Vacheron Constantin’s Les Masques collection is a matter of horological magic and the commitment of a team to surpass the limits of possibility. A Watch World feature
Masks have a function associated with initiations and religious rites and denote social distinction. They are, at the same time, the personification of a divinity and a spiritual entity as well as a mirror held out to men across time and borders, encouraging them to ask themselves those universal questions relating to the mysteries of birth, life and death, and to the relationship between the visible and invisible, between the human and the divine.
Indeed, masks were born of a necessity and used at every ritual to mark the seasons. Accompanying both the living and the dead, they possessed a clear chronological dimension.
Setting aside the symbolism and magic associated with these masks, there’s a certain logic in bringing tribal art and the art of watch-making together: both are the offspring of time. The real sculptor of an object, the one who gives it its patina and significance, who hollows out or softens its contours, is time. It is also easy to draw a parallel between the anonymous work of a sculptor who has created a mask and that of a watchmaker at his workbench, toiling away for months, sometimes years, to bring a new movement to life. When the work is finished, both craftsmen are dispossessed of the object, which does not usually bear their name. Instead, it becomes the property of the person who uses it and passes it down to later generations, bearing with it so many questions and so few answers.
In 2005 Vacheron Constantin celebrated 250 years of uninterrupted history. This jubilee event, unique in the annals of watch-making, was a perfect opportunity for the Geneva-based manufacture to demonstrate its mastery of horology with exploits that redefined the limits of what is possible. Though proud of its past, Vacheron Constantin continues its steady march towards the future in an ongoing quest to create, astound and enchant.
Watch-making is an art requiring fresh starts and continual improvement. How else can one go on creating surprises? Thanks in particular to one of its founders, François Constantin, the manufacture’s name and reputation are synonymous with distant horizons. An accomplished ambassador and tireless traveller, he crisscrossed the world in hazardous conditions to spread the company’s watch-making expertise on other continents. By 1820, he was already exploring opportunities in China and in 1833 the first Vacheron Constantin watches were crossing the Atlantic. The company had realised very early of the necessity of gaining a foothold in the New World and opened a subsidiary in New York before going on to open other markets in Brazil in 1840, and India ten years later.

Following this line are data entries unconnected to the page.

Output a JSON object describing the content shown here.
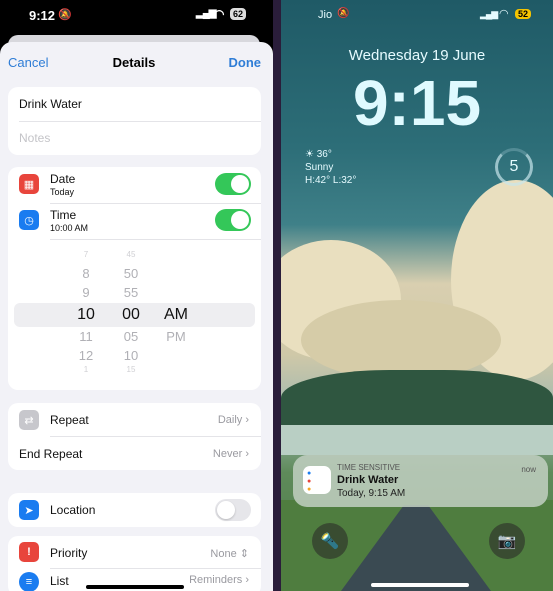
{
  "left": {
    "status": {
      "time": "9:12",
      "battery": "62"
    },
    "nav": {
      "cancel": "Cancel",
      "title": "Details",
      "done": "Done"
    },
    "title_field": "Drink Water",
    "notes_placeholder": "Notes",
    "date": {
      "label": "Date",
      "value": "Today",
      "enabled": true
    },
    "time": {
      "label": "Time",
      "value": "10:00 AM",
      "enabled": true
    },
    "picker": {
      "hours": [
        "7",
        "8",
        "9",
        "10",
        "11",
        "12",
        "1"
      ],
      "minutes": [
        "45",
        "50",
        "55",
        "00",
        "05",
        "10",
        "15"
      ],
      "periods": [
        "AM",
        "PM"
      ],
      "selected": {
        "hour": "10",
        "minute": "00",
        "period": "AM"
      }
    },
    "repeat": {
      "label": "Repeat",
      "value": "Daily"
    },
    "end_repeat": {
      "label": "End Repeat",
      "value": "Never"
    },
    "location": {
      "label": "Location",
      "enabled": false
    },
    "priority": {
      "label": "Priority",
      "value": "None"
    },
    "list": {
      "label": "List",
      "value": "Reminders"
    }
  },
  "right": {
    "status": {
      "carrier": "Jio",
      "battery": "52"
    },
    "date": "Wednesday 19 June",
    "time": "9:15",
    "weather": {
      "temp": "36°",
      "condition": "Sunny",
      "range": "H:42° L:32°"
    },
    "ring_value": "5",
    "notification": {
      "category": "TIME SENSITIVE",
      "title": "Drink Water",
      "body": "Today, 9:15 AM",
      "time": "now"
    }
  },
  "colors": {
    "accent": "#2f7dd6",
    "toggle_on": "#34c759",
    "date_icon": "#e8453c",
    "time_icon": "#1a7cf0",
    "priority_icon": "#e8453c"
  }
}
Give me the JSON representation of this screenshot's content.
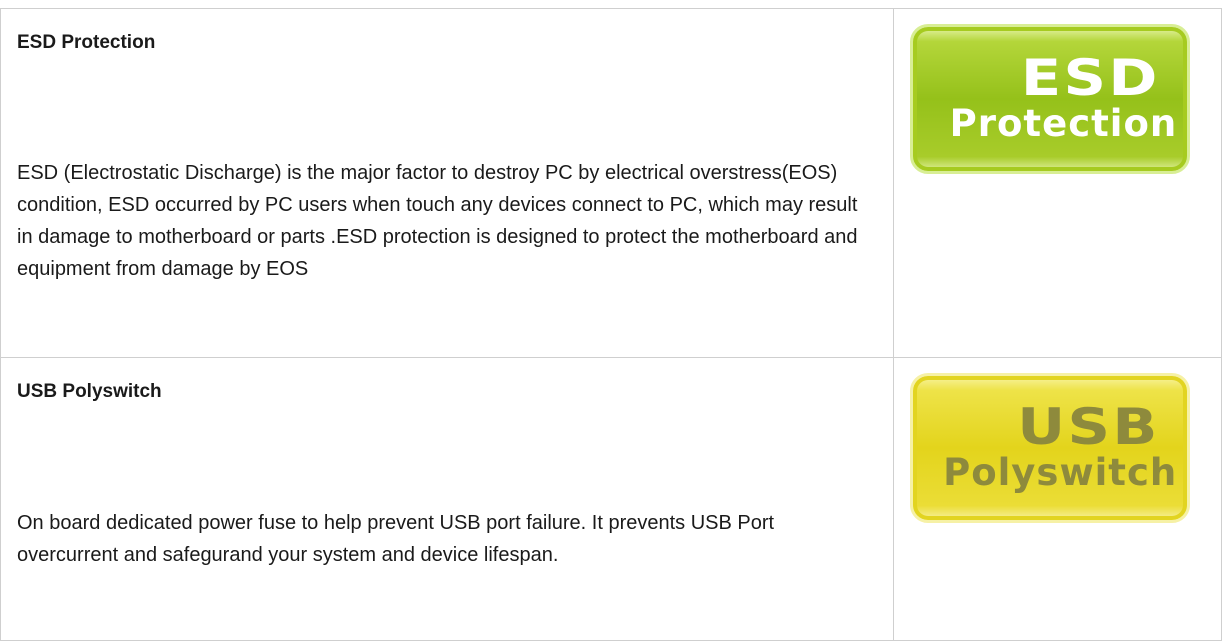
{
  "features": [
    {
      "title": "ESD Protection",
      "description": "ESD (Electrostatic Discharge) is the major factor to destroy PC by electrical overstress(EOS) condition, ESD occurred by PC users when touch any devices connect to PC, which may result in damage to motherboard or parts .ESD protection is designed to protect the motherboard and equipment from damage by EOS",
      "badge": {
        "line1": "ESD",
        "line2": "Protection",
        "color": "#95c11a",
        "text_color": "#ffffff"
      }
    },
    {
      "title": "USB Polyswitch",
      "description": "On board dedicated power fuse to help prevent USB port failure. It prevents USB Port overcurrent and safegurand your system and device lifespan.",
      "badge": {
        "line1": "USB",
        "line2": "Polyswitch",
        "color": "#e3d41c",
        "text_color": "#8e8a3c"
      }
    }
  ]
}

Can a timepiece serve as a cultural bridge between nations? Vacheron Constantin thinks so. The company felt the need to go back to the basics and pay homage to man. It was a long journey in search of man’s roots to focus on one of the most beautiful expressions of his soul. The company’s master watchmakers and designers considered several possibilities. But, as it turned out, the choice of masks was an obvious one for Geneva is extremely fortunate in having the Barbier-Mueller Museum, one of the world’s finest museums of primitive art. Its proximity guided Vacheron Constantin in its final choice. The Métiers d’Art “Les Masques” collection, therefore, grew out of a reflection on the near and far, the past, present and future, and the process of constant renewal.
Some partnerships are so obviously meant to be that it seems amazing they have not taken shape before. But would the museum be willing to lend its treasures for months on end so that they could be reproduced on the dial of a collector’s watch? It took a special encounter for Vacheron Constantin and the Barbier-Mueller Museum to find an opportunity to mingle their destinies in a collection of timepieces transcended by primitive art. Three things convinced museum owner Jean Paul Barbier of the project’s beauty and significance: a preliminary drawing, a lunch during which he and the Vacheron Constantin team were able to share their common passion for beautiful objects, and the manufacture’s philosophy. The rest was a matter of horological magic and the commitment of a team to surpass the limits of possibility.